What you need to do: Everything in the records must appear again exactly, except the images.

-- Exercise data follows --

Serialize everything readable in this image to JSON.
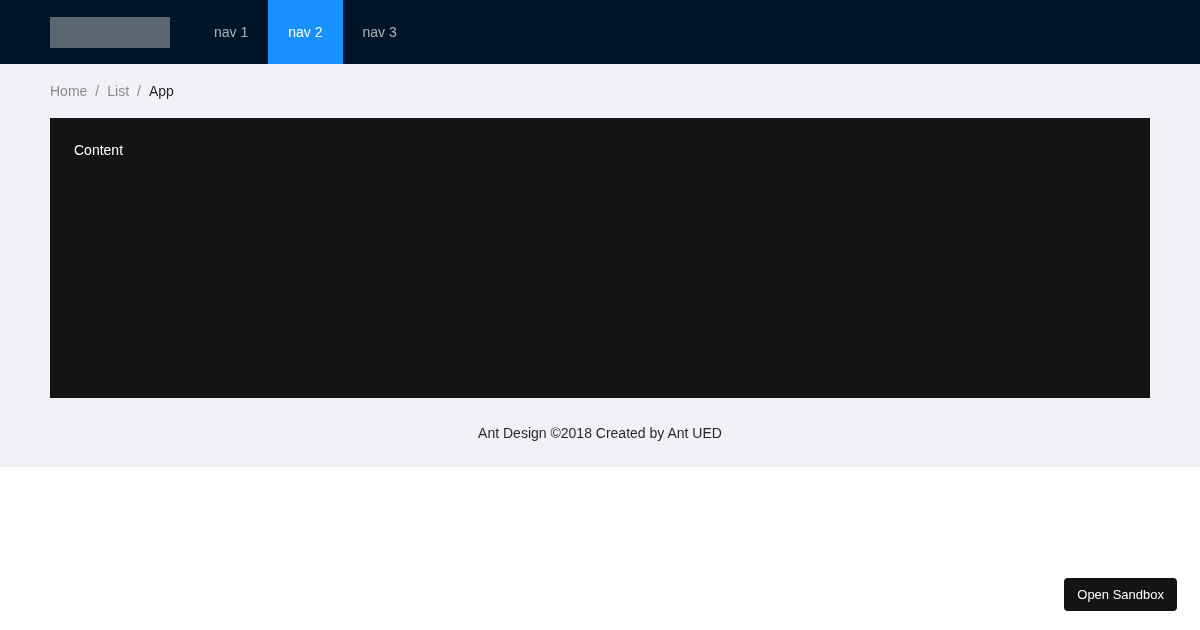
{
  "header": {
    "nav": [
      {
        "label": "nav 1",
        "selected": false
      },
      {
        "label": "nav 2",
        "selected": true
      },
      {
        "label": "nav 3",
        "selected": false
      }
    ]
  },
  "breadcrumb": [
    {
      "label": "Home"
    },
    {
      "separator": "/",
      "label": "List"
    },
    {
      "separator": "/",
      "label": "App"
    }
  ],
  "content": {
    "text": "Content"
  },
  "footer": "Ant Design ©2018 Created by Ant UED",
  "sandbox_button": "Open Sandbox"
}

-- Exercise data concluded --

Written solution:
Serialize everything readable in this image to JSON.
{
  "header": {
    "nav": [
      {
        "label": "nav 1",
        "selected": false
      },
      {
        "label": "nav 2",
        "selected": true
      },
      {
        "label": "nav 3",
        "selected": false
      }
    ]
  },
  "breadcrumb": [
    {
      "label": "Home"
    },
    {
      "separator": "/",
      "label": "List"
    },
    {
      "separator": "/",
      "label": "App"
    }
  ],
  "content": {
    "text": "Content"
  },
  "footer": "Ant Design ©2018 Created by Ant UED",
  "sandbox_button": "Open Sandbox"
}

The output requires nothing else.